▶ _Component data from apps and pages_:

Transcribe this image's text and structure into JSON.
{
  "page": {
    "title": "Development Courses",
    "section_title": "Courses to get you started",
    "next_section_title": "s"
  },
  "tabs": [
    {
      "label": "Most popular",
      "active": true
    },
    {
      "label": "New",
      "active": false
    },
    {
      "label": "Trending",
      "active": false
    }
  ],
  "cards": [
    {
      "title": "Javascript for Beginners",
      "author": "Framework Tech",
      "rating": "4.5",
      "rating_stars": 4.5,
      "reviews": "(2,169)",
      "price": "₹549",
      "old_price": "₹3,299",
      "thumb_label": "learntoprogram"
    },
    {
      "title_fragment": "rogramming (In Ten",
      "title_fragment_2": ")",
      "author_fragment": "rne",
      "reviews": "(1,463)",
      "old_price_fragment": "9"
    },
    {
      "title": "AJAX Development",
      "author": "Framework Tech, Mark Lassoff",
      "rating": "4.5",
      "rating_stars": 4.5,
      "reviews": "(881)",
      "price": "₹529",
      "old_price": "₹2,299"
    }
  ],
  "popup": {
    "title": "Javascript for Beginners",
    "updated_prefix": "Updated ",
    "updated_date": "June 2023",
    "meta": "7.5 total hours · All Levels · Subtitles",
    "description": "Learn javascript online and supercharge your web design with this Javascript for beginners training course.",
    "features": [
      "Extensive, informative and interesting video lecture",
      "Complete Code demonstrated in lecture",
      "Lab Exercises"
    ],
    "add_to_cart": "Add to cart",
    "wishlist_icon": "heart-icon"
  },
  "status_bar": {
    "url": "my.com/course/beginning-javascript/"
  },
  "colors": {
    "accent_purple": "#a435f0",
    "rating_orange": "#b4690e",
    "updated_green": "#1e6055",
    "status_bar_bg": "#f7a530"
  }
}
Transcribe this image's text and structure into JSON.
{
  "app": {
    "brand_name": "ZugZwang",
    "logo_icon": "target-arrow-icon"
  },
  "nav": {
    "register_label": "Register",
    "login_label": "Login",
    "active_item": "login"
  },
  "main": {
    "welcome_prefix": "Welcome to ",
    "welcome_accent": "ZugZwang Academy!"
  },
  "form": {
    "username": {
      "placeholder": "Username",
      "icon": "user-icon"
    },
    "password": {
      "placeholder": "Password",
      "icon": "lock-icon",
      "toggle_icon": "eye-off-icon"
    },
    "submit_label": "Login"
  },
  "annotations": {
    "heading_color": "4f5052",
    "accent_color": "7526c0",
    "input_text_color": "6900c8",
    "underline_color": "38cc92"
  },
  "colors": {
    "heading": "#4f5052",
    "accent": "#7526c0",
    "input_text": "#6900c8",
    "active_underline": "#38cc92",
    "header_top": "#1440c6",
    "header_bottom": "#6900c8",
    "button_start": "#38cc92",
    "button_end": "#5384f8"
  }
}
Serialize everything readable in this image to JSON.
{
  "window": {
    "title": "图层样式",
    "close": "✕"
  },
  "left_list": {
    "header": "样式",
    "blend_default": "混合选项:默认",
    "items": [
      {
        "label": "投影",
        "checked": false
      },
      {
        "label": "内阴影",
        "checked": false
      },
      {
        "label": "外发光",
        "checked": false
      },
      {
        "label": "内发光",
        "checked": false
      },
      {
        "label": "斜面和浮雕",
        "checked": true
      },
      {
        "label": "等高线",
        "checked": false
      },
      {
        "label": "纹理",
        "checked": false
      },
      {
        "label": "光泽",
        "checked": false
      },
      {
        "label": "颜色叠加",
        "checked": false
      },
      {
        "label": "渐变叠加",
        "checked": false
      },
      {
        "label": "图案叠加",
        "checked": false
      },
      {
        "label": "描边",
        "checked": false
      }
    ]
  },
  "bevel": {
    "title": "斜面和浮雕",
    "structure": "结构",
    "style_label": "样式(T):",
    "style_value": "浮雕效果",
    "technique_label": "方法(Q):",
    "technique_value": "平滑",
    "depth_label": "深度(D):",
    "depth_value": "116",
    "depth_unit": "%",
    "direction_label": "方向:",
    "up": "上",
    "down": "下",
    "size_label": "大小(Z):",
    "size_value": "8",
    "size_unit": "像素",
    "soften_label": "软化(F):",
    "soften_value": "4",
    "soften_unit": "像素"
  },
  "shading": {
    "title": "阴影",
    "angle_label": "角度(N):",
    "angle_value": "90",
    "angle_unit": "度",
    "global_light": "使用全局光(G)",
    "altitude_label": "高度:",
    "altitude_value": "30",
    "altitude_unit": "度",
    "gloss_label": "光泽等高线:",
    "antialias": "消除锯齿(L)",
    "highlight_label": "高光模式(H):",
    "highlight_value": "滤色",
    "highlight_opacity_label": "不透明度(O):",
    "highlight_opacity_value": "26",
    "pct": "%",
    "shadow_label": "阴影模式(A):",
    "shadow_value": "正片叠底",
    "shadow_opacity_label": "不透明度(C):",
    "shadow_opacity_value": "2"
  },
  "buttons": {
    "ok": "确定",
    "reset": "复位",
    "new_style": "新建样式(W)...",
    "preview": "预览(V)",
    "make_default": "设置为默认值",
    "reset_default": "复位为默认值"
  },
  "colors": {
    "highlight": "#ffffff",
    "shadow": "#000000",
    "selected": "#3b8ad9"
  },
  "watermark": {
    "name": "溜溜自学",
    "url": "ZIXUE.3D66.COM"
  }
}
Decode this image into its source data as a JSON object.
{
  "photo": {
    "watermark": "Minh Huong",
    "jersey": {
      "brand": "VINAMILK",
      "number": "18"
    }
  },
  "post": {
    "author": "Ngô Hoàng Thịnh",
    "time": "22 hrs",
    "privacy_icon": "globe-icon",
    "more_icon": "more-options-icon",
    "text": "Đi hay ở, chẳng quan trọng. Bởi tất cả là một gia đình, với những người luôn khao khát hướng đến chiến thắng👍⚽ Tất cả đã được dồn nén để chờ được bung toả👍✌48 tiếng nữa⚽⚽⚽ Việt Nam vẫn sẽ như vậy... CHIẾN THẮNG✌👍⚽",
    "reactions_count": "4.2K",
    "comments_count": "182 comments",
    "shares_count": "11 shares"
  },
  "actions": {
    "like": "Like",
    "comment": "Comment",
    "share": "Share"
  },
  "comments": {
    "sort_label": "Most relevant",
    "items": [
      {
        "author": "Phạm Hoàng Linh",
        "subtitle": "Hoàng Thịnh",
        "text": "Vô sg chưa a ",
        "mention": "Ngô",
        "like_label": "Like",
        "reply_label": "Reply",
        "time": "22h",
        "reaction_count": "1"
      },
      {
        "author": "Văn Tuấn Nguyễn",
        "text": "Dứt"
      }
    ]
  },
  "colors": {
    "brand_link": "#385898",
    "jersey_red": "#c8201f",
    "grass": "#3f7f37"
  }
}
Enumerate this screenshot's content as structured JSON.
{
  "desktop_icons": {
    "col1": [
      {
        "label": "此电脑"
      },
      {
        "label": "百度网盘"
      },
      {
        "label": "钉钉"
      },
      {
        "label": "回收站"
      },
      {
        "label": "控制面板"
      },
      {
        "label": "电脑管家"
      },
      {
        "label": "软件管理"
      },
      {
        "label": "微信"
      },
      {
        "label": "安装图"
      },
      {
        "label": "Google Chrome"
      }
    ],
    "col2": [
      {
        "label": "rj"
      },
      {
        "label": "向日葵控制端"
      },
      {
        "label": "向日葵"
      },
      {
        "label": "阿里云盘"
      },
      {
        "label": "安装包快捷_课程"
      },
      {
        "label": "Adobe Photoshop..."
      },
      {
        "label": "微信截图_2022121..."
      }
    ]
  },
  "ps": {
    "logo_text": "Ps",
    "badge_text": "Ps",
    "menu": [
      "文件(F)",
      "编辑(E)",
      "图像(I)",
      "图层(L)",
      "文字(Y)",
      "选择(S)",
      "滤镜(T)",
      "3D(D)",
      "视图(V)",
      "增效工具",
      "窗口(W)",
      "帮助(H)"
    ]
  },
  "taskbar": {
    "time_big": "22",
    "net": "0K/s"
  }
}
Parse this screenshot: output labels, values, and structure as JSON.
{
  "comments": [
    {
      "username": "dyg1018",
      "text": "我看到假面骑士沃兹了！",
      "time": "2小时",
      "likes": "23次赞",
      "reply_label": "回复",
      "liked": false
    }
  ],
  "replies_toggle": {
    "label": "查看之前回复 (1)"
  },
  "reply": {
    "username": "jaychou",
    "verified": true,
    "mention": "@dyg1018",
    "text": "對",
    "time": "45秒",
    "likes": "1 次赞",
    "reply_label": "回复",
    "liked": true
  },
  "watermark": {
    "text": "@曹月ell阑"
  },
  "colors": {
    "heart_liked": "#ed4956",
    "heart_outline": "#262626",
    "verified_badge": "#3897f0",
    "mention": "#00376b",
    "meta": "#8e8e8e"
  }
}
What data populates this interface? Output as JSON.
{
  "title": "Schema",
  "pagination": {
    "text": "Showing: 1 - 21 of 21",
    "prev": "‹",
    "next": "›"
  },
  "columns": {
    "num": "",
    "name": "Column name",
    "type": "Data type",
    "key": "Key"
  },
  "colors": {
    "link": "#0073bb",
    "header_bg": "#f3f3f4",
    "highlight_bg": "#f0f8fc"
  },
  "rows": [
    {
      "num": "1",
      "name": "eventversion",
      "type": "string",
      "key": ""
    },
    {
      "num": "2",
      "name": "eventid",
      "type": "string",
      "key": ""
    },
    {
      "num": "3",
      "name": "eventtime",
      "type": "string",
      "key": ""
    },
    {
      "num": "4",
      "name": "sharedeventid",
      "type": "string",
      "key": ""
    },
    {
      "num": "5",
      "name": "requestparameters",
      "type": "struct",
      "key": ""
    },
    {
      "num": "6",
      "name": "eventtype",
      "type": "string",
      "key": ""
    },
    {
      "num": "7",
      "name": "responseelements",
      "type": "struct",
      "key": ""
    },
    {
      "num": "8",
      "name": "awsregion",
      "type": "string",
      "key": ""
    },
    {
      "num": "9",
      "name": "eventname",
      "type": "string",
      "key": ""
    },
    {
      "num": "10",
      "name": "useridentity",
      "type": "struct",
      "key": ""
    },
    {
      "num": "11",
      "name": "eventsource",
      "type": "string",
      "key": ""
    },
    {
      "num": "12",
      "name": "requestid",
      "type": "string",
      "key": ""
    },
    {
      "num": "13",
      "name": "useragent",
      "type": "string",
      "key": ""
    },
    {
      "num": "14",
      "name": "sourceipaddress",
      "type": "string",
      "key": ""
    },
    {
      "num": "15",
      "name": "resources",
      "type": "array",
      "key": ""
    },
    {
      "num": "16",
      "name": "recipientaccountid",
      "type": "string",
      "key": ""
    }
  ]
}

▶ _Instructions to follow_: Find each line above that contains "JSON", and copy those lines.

▶ _Answer to this exercise_:
Transcribe this image's text and structure into JSON.
Transcribe this image's text and structure into JSON.
Serialize everything readable in this image to JSON.
Decode this image into its source data as a JSON object.
Enumerate this screenshot's content as structured JSON.
Parse this screenshot: output labels, values, and structure as JSON.
What data populates this interface? Output as JSON.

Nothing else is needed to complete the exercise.